Faerun has the Sea of Fallen Stars, the Shining Sea, and the Lake of Steam, all of which perform a similar function. They break up large land masses and provide lots of visual texture for the lands around them.
Krynn, although smaller, has its own New Sea that also breaks up what would otherwise be a fairly uninteresting large blob of land.
The Judge's Guild City-State campaign world is almost the inverse of this rule, as it is more centered on the water than the land, but ultimately the cartography serves the same function. The contours of the Barbarian Altanis and its surrounding lands just scream out for attention. We have the Trident Gulf and Sea of the Five Winds, and their associated waterways, to break up otherwise-boring land masses.
Given the history of the Mediterranean in the history of the world, one wonders if we would have seen any of the cultures of the Greeks, Egyptians, Romans, etc. evolve if they had not had access to its waters (which, in everything up to modern times, was a quicker and cheaper way to travel long distances than overland, with certain exceptions). And if you look at it from a cartographic point of view, it certainly divides Europe from Africa with intriguing contours.
Contrast these examples, then, with something like this:
Masterful storyteller and linguist though he may have been, no one claims Tolkien was an inspired cartographer. Middle Earth is, plainly, dull in terms of its geography.
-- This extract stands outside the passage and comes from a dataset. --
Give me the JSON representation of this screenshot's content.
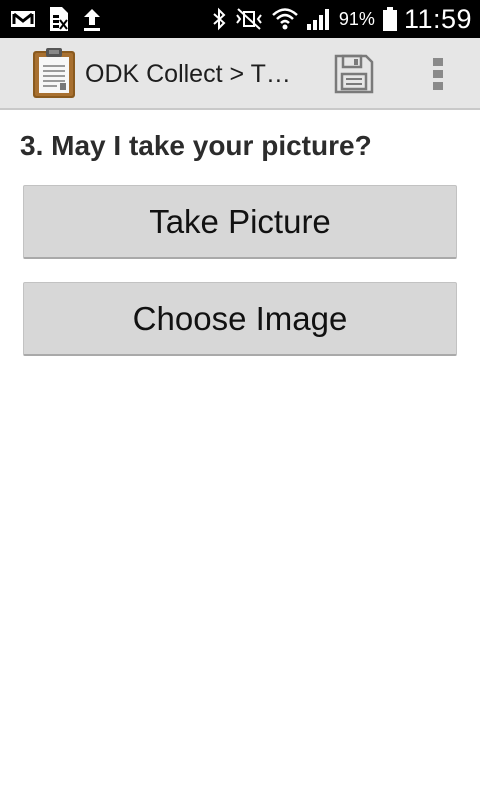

If the Brown Lands had been a sea or large inland freshwater lake, connected perhaps to the Sea of Rhun to the east, I think the map would have a lot more verve.
Speaking purely on an aesthetic level, what do you think contributes to a fantasy world map being interesting?